The moderate leftist party, which picked up 6.1 percent of the vote in Sunday’s election, had been seen as the two traditional ruling parties’ best hope for a coalition partner among the five anti-bailout parties that entered parliament.
“We rule out participating in a PASOK-New Democracy government,” Kouvelis told Reuters after a party meeting to decide the group’s strategy.
“We would participate in a coalition government with other progressive forces,” he said, referring to other leftist parties which together do not have enough parliamentary seats to obtain a majority.
PASOK and New Democracy suffered a thrashing at the hands of voters on Sunday and have a combined 149 seats in the 300-seat parliament, their share of the vote having been halved compared with the last election in 2009.
The Democratic Left hold 19 seats.
Icing on the No Deal Cake
The icing on the No-Deal Cake cake is PASOK party leader Evangelos Venizelos has also said he does not want to join a government that would have only a narrow majority.
The Financial Times discusses the splintered Greek in Merkel urges Athens to stick to reforms
Angela Merkel, Germany’s chancellor, warned Athens to stick to the reform plans and budget targets agreed under its international bailout plan as financial markets and EU policy makers grappled with the prospect of further instability in Greece and a new socialist president in France.
Antonis Samaras, the leader of Greece’s centre-right New Democracy party, set about trying to form a national unity government with two priorities: making sure Greece stays in the euro, while tweaking the bailout deal with the European Union and International Monetary Fund to promote a faster return to growth.

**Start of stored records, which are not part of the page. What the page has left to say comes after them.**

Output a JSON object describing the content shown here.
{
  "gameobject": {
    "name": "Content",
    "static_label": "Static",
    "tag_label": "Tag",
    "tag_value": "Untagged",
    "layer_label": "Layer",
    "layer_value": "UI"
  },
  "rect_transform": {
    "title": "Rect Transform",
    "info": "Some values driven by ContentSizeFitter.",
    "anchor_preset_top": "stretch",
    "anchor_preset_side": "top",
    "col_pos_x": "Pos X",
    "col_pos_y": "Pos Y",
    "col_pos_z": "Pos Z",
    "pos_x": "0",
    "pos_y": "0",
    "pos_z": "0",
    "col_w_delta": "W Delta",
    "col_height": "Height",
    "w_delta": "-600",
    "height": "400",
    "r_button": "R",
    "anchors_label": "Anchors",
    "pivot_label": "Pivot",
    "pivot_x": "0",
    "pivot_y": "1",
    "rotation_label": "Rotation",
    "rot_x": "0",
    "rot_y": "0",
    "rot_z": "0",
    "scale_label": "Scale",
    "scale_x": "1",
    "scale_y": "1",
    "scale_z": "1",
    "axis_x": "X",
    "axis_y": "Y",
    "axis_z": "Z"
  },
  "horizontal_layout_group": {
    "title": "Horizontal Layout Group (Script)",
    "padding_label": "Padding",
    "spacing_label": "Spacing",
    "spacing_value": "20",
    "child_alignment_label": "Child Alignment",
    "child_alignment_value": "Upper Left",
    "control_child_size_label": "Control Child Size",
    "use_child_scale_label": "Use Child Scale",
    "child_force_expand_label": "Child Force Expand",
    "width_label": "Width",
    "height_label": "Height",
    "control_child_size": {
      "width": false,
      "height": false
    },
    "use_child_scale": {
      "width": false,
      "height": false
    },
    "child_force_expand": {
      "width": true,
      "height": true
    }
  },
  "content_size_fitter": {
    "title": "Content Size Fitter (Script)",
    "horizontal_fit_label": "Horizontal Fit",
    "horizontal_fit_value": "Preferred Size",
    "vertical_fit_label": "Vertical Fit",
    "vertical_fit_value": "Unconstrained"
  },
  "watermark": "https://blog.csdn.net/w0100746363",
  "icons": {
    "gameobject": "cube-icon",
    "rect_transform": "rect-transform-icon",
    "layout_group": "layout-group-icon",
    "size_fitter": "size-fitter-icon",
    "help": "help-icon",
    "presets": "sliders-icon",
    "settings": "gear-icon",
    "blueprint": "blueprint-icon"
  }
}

The European Commission, one of the so-called “troika” of authorities managing Greece’s bailout, made clear it was not willing to reopen the €174bn programme and called on any new Greek government to meet the commitments already made to international lenders.
Mr Samaras has three days to try to form a government with the Panhellenic Socialist Movement (Pasok) of Evangelos Venizelos, and possibly persuade some of his former lawmakers who set up Independent Greeks, a rightwing splinter group, to come back on board.
But his chances of pulling off a deal are slim. Mr Venizelos has said he does not want to join a government that would have only a narrow majority. And Panos Kammenos, the Independent Greeks’ leader, is opposed to the EU-IMF reform programme that the new government would have to pursue.
If Mr Samaras fails, it will be the turn of Alexis Tsipras, the firebrand leftist who leads Syriza. The party shocked Greece’s political class by beating Pasok into third place in Sunday’s election.
Solidarity is One-Way Street
Check out the arrogance of EU SpokesClown Amadeu Altafaj-Tardio who said “We think Greece must remain a member of the euro … but everybody must carry their responsibility here. Solidarity is a two-way street.”
That is one hell of a statement given the Troika installed puppet government just went up in flames, and give the fact this is not in Greece’s best interest at all, but rather in the interest of French and German banks.
In case you missed it, please note the arrogance of TroikaClown Evangelos Venizelos who said “We Embittered the People to Protect the Future of the Nation”.
One thing is clear: The Best thing For Greece is Tell the Troika “Go to Hell”, and the election proves most Greek voters know it, even though they have been brainwashed into wanting to stay in the euro.
Mike “Mish” Shedlock
Click Here To Scroll Thru My Recent Post List